If you’re willing to take the full plunge into an unheralded (and delectable) culinary realm, what’s available to tease your tastebuds? Crunchy, savory, and spicy, it’s all here. Caterpillars, grasshoppers, grubs, mealworms, and giant water bugs, among others. All with a preparation repertoire as varied as the thickest cookbook: indulge your inner glutton with stir-fry, kabobs, breading, or slathering with chocolate and caramel.
Insects still retain that pesky branding problem though. But if you think about it, it’s not much of an ideological stretch. Westerners feast on their aquatic cousins (crabs, lobsters, etc.) on a regular basis. But when bugs are eaten in some non-Western locale, we chock it up to “cultural differences.” In our insular minds, did we ever consider that the locals might not have a slab of steak or chicken breast readily available? Improvisation led them to insects out of necessity — and it’s served the dietary needs of select cultures for centuries.
Speaking of branding, I’m often reminded of clever marketing campaigns from my youth.

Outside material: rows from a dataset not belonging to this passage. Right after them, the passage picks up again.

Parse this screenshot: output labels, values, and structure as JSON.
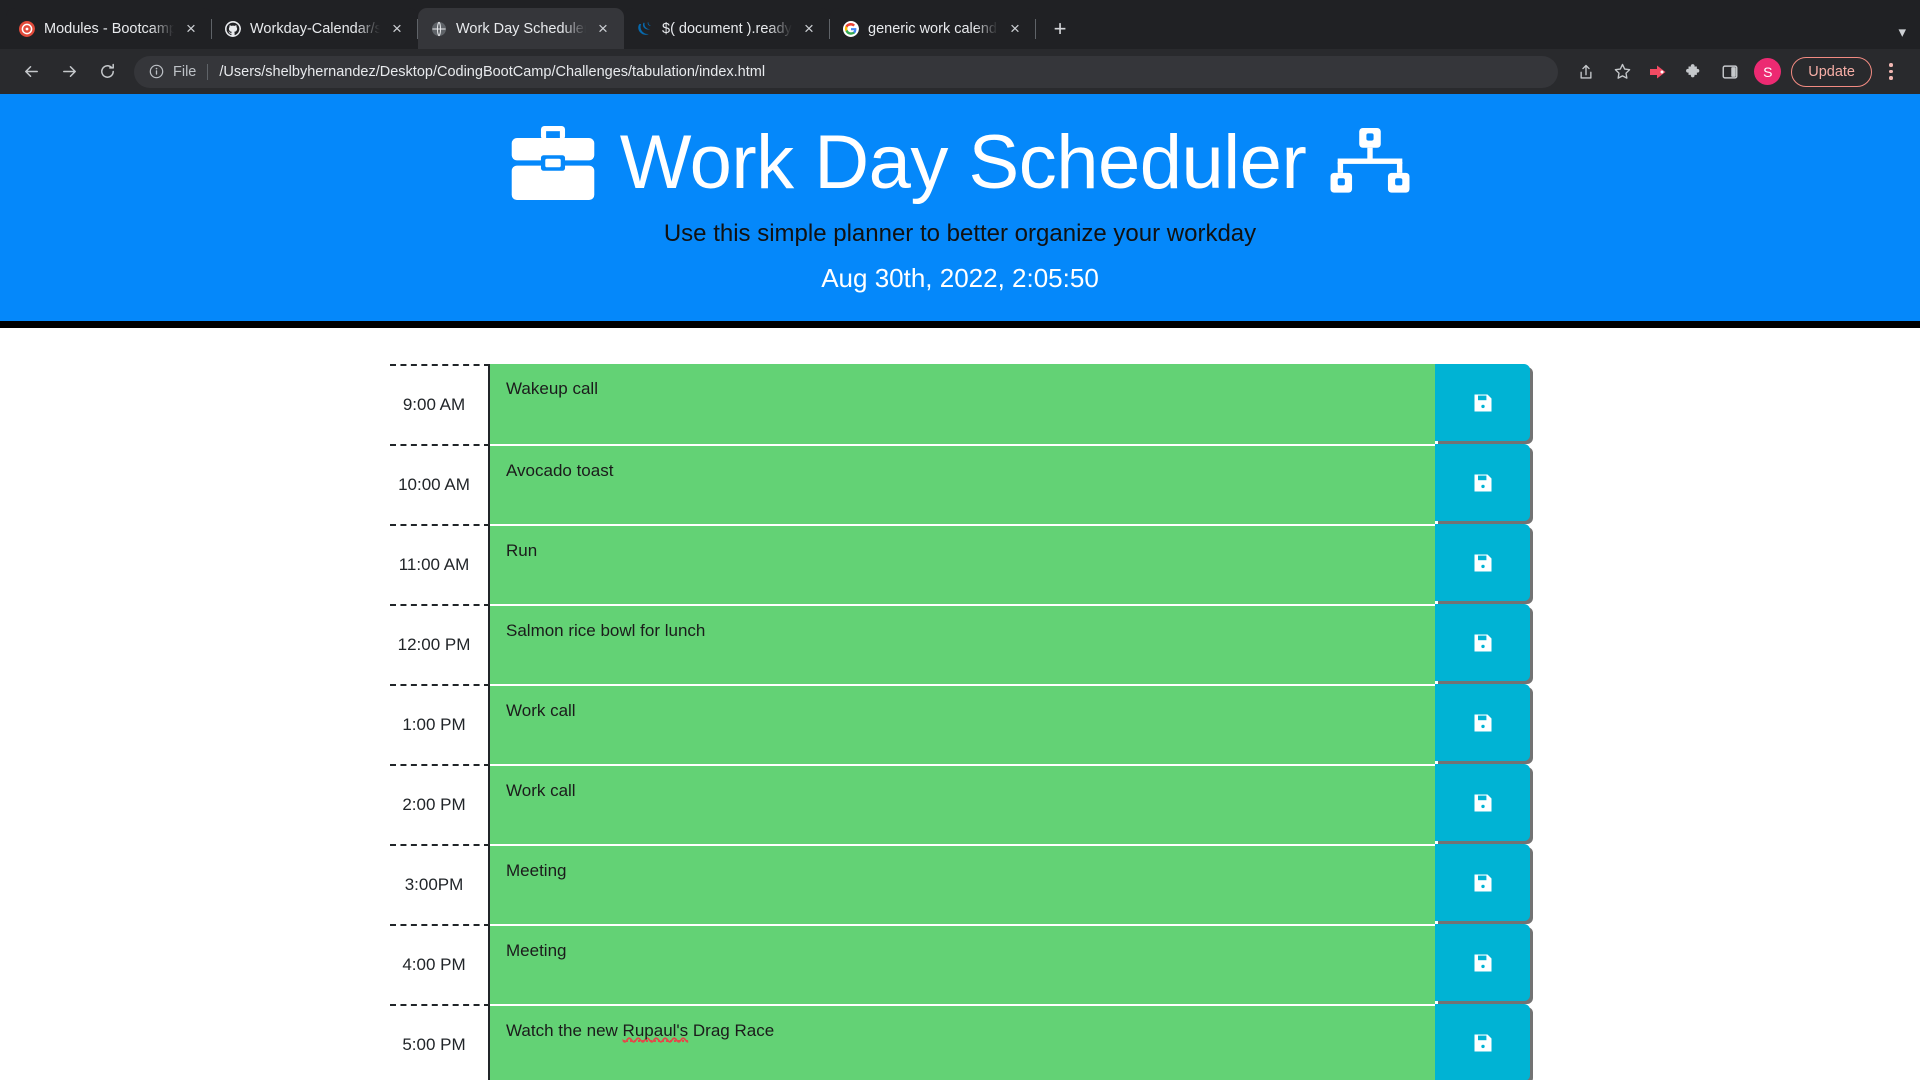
{
  "browser": {
    "tabs": [
      {
        "title": "Modules - Bootcamp: UTA-VIR",
        "favicon": "canvas-icon",
        "active": false
      },
      {
        "title": "Workday-Calendar/script.js at m",
        "favicon": "github-icon",
        "active": false
      },
      {
        "title": "Work Day Scheduler",
        "favicon": "globe-icon",
        "active": true
      },
      {
        "title": "$( document ).ready() | jQuery",
        "favicon": "jquery-icon",
        "active": false
      },
      {
        "title": "generic work calendar - Google",
        "favicon": "google-icon",
        "active": false
      }
    ],
    "new_tab_label": "+",
    "tab_list_chevron": "chevron-down-icon",
    "close_label": "×",
    "toolbar": {
      "back_label": "back-arrow-icon",
      "forward_label": "forward-arrow-icon",
      "reload_label": "reload-icon",
      "omnibox": {
        "info_icon": "info-circle-icon",
        "scheme_label": "File",
        "url": "/Users/shelbyhernandez/Desktop/CodingBootCamp/Challenges/tabulation/index.html"
      },
      "share_icon": "share-icon",
      "bookmark_icon": "star-icon",
      "extension_red_icon": "red-arrow-extension-icon",
      "extensions_icon": "puzzle-piece-icon",
      "side_panel_icon": "side-panel-icon",
      "avatar_label": "S",
      "update_label": "Update",
      "menu_icon": "kebab-menu-icon"
    }
  },
  "page": {
    "title": "Work Day Scheduler",
    "title_left_icon": "briefcase-icon",
    "title_right_icon": "sitemap-icon",
    "subtitle": "Use this simple planner to better organize your workday",
    "current_day": "Aug 30th, 2022, 2:05:50",
    "colors": {
      "header_blue": "#0588fa",
      "block_green": "#63d275",
      "save_cyan": "#00b3d4",
      "rule_black": "#000000"
    },
    "save_icon": "floppy-disk-save-icon",
    "time_blocks": [
      {
        "hour": "9:00 AM",
        "text": "Wakeup call"
      },
      {
        "hour": "10:00 AM",
        "text": "Avocado toast"
      },
      {
        "hour": "11:00 AM",
        "text": "Run"
      },
      {
        "hour": "12:00 PM",
        "text": "Salmon rice bowl for lunch"
      },
      {
        "hour": "1:00 PM",
        "text": "Work call"
      },
      {
        "hour": "2:00 PM",
        "text": "Work call"
      },
      {
        "hour": "3:00PM",
        "text": "Meeting"
      },
      {
        "hour": "4:00 PM",
        "text": "Meeting"
      },
      {
        "hour": "5:00 PM",
        "text": "Watch the new Rupaul's Drag Race",
        "misspelled_word": "Rupaul's"
      }
    ]
  }
}
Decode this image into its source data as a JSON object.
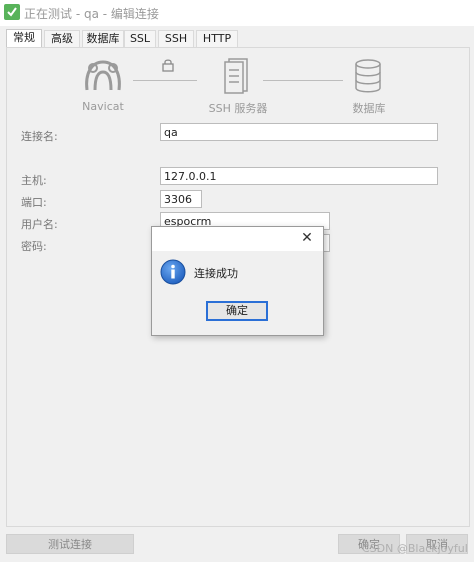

- Beef: It’s what’s for dinner
- Where’s the beef?
- Pork: The other white meat
Like a catchy jingle, these carefully crafted messages continue to endure, and are embedded in our consumer psyche. Maybe we’re in need of an Insect Checkoff Program (a portion of sales that go into a common industry advertising fund) to build public support for the other (other) white meat?
On the PR front, it wouldn’t hurt for some wildly flamboyant culinary personality to grease the wheels a bit. And insects don’t have to be eaten whole. How about high protein insect flour? Or possibly using insects as feed to fatten conventional livestock?
The yuck factor can’t detract from the benefits of an entomo-diet. To the horror of students, I’ve been known to pluck a grub, termite, or mealworm and down them in the field or lab. Just trying to model behaviors and get over the mental hurdles. As we consider the problems of population and resource exhaustion, insects deserve a spot on the menu. As the 21st century productivity hack, they are what’s for dinner.
Tim Durham’s family operates Deer Run Farm — a truck (vegetable) farm on Long Island, New York. As a columnist and agvocate, he counters heated rhetoric with sensible facts. Tim has a degree in plant medicine and is an Assistant Professor at Ferrum College in Virginia.